Jim Treacher investigates:
Whenever a police officer shoots a civilian under questionable circumstances, one question looms large: How can our moral, ethical, and intellectual betters frame the narrative to advance liberal agenda items? When a white cop shoots a black person, of course that’s racism. When a black cop shoots a black person, then that’s institutionalized racism. But what if it’s a black Muslim cop shooting a white person?
That’s what happened in Minnesota on Saturday night, when Minneapolis police officer Mohamed Noor shot an Australian woman named Justine Damond behind her home after she called 911 to report a possible assault nearby.

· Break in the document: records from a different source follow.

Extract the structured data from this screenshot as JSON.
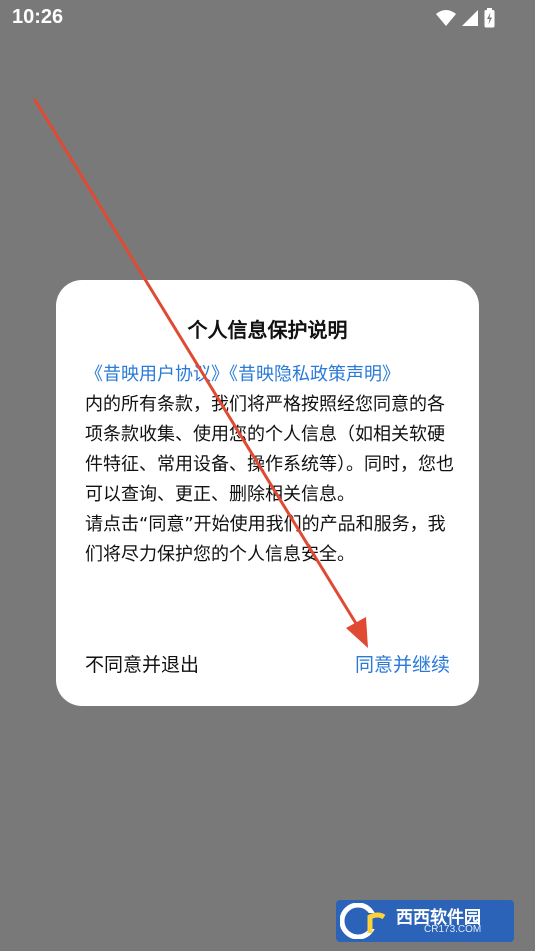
{
  "status_bar": {
    "time": "10:26",
    "icons": [
      "wifi-icon",
      "cellular-signal-icon",
      "battery-charging-icon"
    ]
  },
  "dialog": {
    "title": "个人信息保护说明",
    "links": {
      "user_agreement": "《昔映用户协议》",
      "privacy_policy": "《昔映隐私政策声明》"
    },
    "body_para1": "内的所有条款，我们将严格按照经您同意的各项条款收集、使用您的个人信息（如相关软硬件特征、常用设备、操作系统等）。同时，您也可以查询、更正、删除相关信息。",
    "body_para2": "请点击“同意”开始使用我们的产品和服务，我们将尽力保护您的个人信息安全。",
    "disagree_label": "不同意并退出",
    "agree_label": "同意并继续"
  },
  "watermark": {
    "logo_text": "西西软件园",
    "logo_sub": "CR173.COM"
  },
  "colors": {
    "overlay": "#797979",
    "dialog_bg": "#ffffff",
    "link": "#2a7ad8",
    "annotation_arrow": "#e04a33"
  }
}
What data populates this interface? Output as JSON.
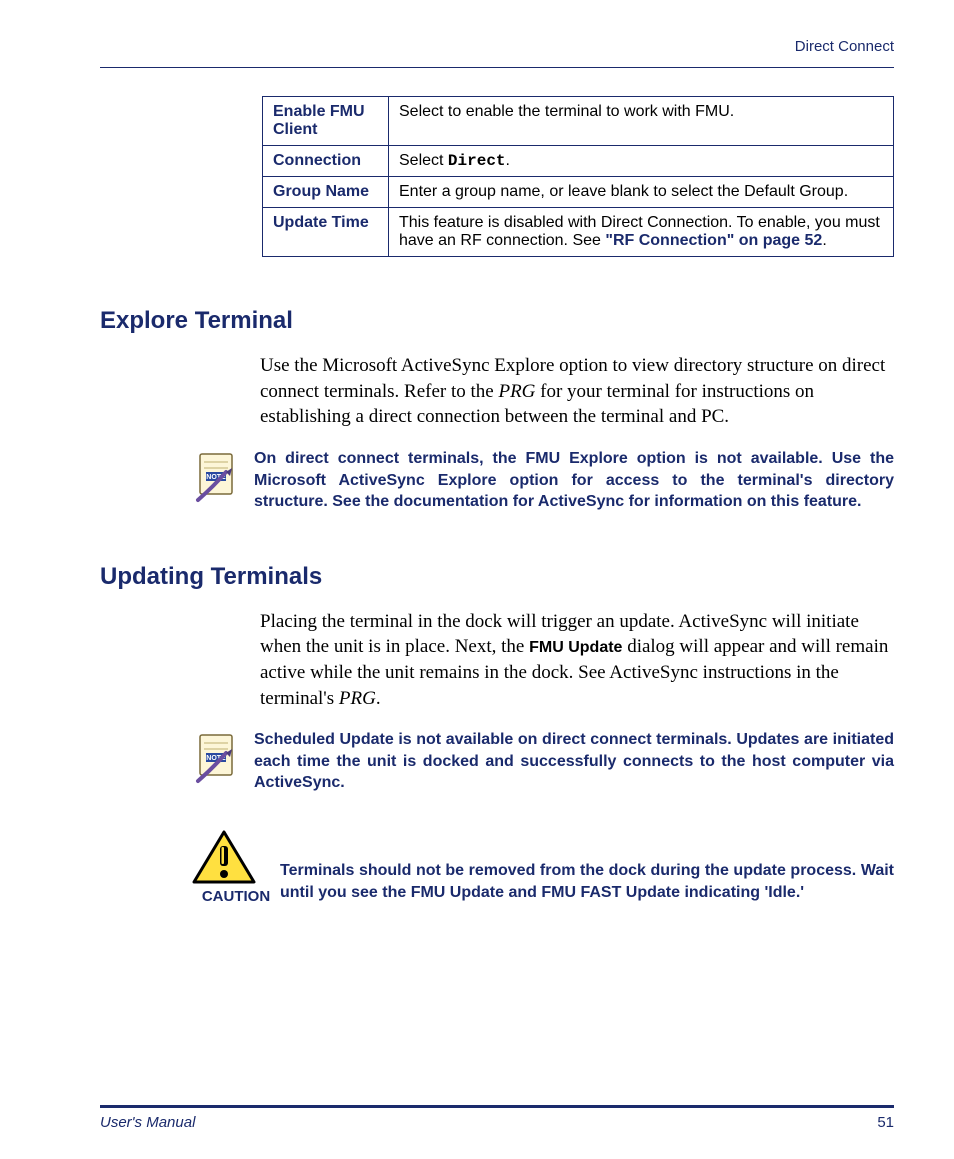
{
  "header": {
    "title": "Direct Connect"
  },
  "table": {
    "rows": [
      {
        "key": "Enable FMU Client",
        "value_pre": "Select to enable the terminal to work with FMU.",
        "value_mono": "",
        "value_post": ""
      },
      {
        "key": "Connection",
        "value_pre": "Select ",
        "value_mono": "Direct",
        "value_post": "."
      },
      {
        "key": "Group Name",
        "value_pre": "Enter a group name, or leave blank to select the Default Group.",
        "value_mono": "",
        "value_post": ""
      },
      {
        "key": "Update Time",
        "value_pre": "This feature is disabled with Direct Connection. To enable, you must have an RF connection. See ",
        "value_link": "\"RF Connection\" on page 52",
        "value_post": "."
      }
    ]
  },
  "sections": {
    "explore": {
      "title": "Explore Terminal",
      "para_pre": "Use the Microsoft ActiveSync Explore option to view directory structure on direct connect terminals. Refer to the ",
      "para_italic": "PRG",
      "para_post": " for your terminal for instructions on establishing a direct connection between the terminal and PC.",
      "note": "On direct connect terminals, the FMU Explore option is not available. Use the Microsoft ActiveSync Explore option for access to the terminal's directory structure. See the documentation for ActiveSync for information on this feature."
    },
    "updating": {
      "title": "Updating Terminals",
      "para_pre": "Placing the terminal in the dock will trigger an update. ActiveSync will initiate when the unit is in place. Next, the ",
      "para_bold": "FMU Update",
      "para_mid": " dialog will appear and will remain active while the unit remains in the dock. See ActiveSync instructions in the terminal's ",
      "para_italic": "PRG",
      "para_post": ".",
      "note": "Scheduled Update is not available on direct connect terminals. Updates are initiated each time the unit is docked and successfully connects to the host computer via ActiveSync.",
      "caution_label": "CAUTION",
      "caution": "Terminals should not be removed from the dock during the update process. Wait until you see the FMU Update and FMU FAST Update indicating 'Idle.'"
    }
  },
  "footer": {
    "left": "User's Manual",
    "right": "51"
  }
}
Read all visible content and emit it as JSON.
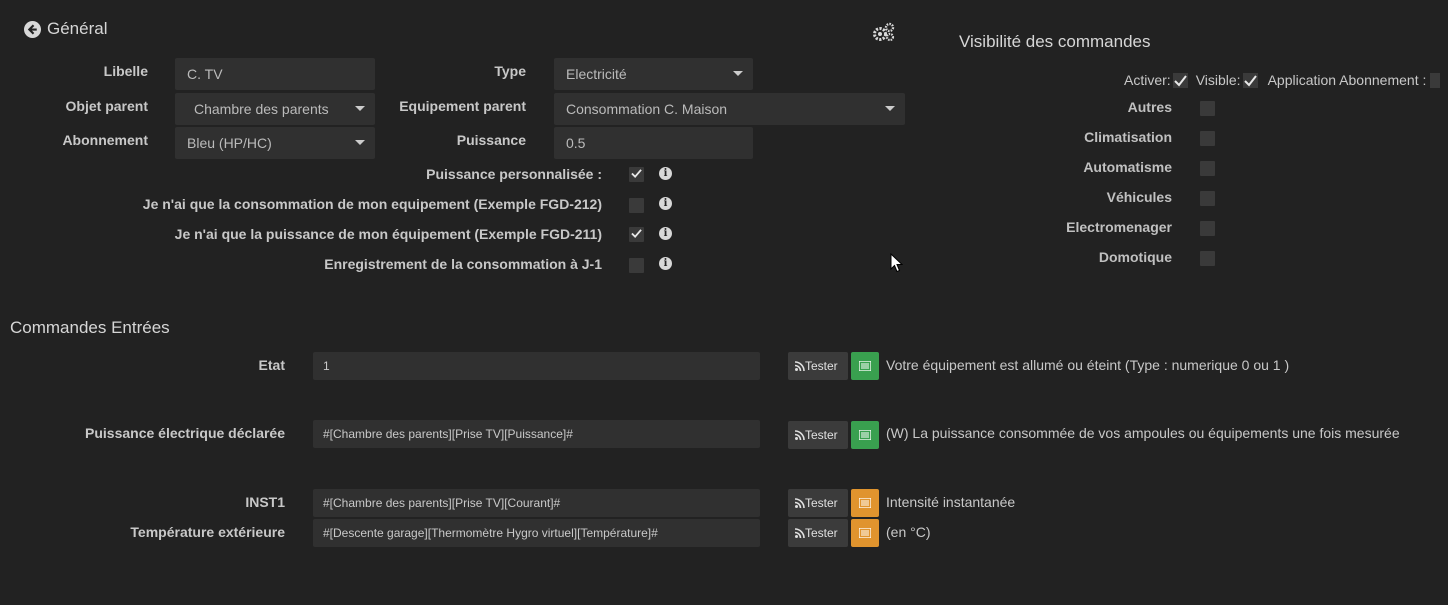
{
  "header": {
    "back_label": "Général",
    "visibility_title": "Visibilité des commandes"
  },
  "form": {
    "libelle_label": "Libelle",
    "libelle_value": "C. TV",
    "type_label": "Type",
    "type_value": "Electricité",
    "objet_parent_label": "Objet parent",
    "objet_parent_value": "Chambre des parents",
    "equipement_parent_label": "Equipement parent",
    "equipement_parent_value": "Consommation C. Maison",
    "abonnement_label": "Abonnement",
    "abonnement_value": "Bleu (HP/HC)",
    "puissance_label": "Puissance",
    "puissance_value": "0.5"
  },
  "options": [
    {
      "label": "Puissance personnalisée :",
      "checked": true
    },
    {
      "label": "Je n'ai que la consommation de mon equipement (Exemple FGD-212)",
      "checked": false
    },
    {
      "label": "Je n'ai que la puissance de mon équipement (Exemple FGD-211)",
      "checked": true
    },
    {
      "label": "Enregistrement de la consommation à J-1",
      "checked": false
    }
  ],
  "visibility": {
    "activer_label": "Activer:",
    "activer_checked": true,
    "visible_label": "Visible:",
    "visible_checked": true,
    "application_label": "Application Abonnement :",
    "categories": [
      {
        "label": "Autres",
        "checked": false
      },
      {
        "label": "Climatisation",
        "checked": false
      },
      {
        "label": "Automatisme",
        "checked": false
      },
      {
        "label": "Véhicules",
        "checked": false
      },
      {
        "label": "Electromenager",
        "checked": false
      },
      {
        "label": "Domotique",
        "checked": false
      }
    ]
  },
  "commands": {
    "title": "Commandes Entrées",
    "tester_label": "Tester",
    "rows": [
      {
        "label": "Etat",
        "value": "1",
        "description": "Votre équipement est allumé ou éteint (Type : numerique 0 ou 1 )",
        "color": "#39a04f"
      },
      {
        "label": "Puissance électrique déclarée",
        "value": "#[Chambre des parents][Prise TV][Puissance]#",
        "description": "(W) La puissance consommée de vos ampoules ou équipements une fois mesurée",
        "color": "#39a04f"
      },
      {
        "label": "INST1",
        "value": "#[Chambre des parents][Prise TV][Courant]#",
        "description": "Intensité instantanée",
        "color": "#e0942e"
      },
      {
        "label": "Température extérieure",
        "value": "#[Descente garage][Thermomètre Hygro virtuel][Température]#",
        "description": "(en °C)",
        "color": "#e0942e"
      }
    ]
  },
  "icons": {
    "back": "arrow-left-circle-icon",
    "settings": "gears-icon",
    "rss": "rss-icon",
    "list": "list-icon",
    "info": "info-icon",
    "cursor": "mouse-cursor-icon"
  }
}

A lot of things about the story don’t add up: Damond was in her pajamas and didn’t have a weapon, the police say there’s no footage from the patrol cruiser’s dashcam or the body cameras that Noor and his partner were wearing, and Noor has had several complaints filed against him since joining the force in 2015.
The cops haven’t been able to explain why this officer shot and killed an unarmed woman who had called 911 for his help.
When a Hispanic police officer named Jeronimo Yanez shot Minneapolis resident Philando Castile last year (which I found indefensible), it was easy to fold that into the ongoing Black Lives Matter narrative. Yanez isn’t white, but close enough. But this one is a bit more tricky. This one requires a bit more finesse.
After Minneapolis officer in police shooting is named, Somali community braces for backlash
The backlash has been expected ever since September 11, 2001. The backlash never happens. Stop trying to make backlash a thing.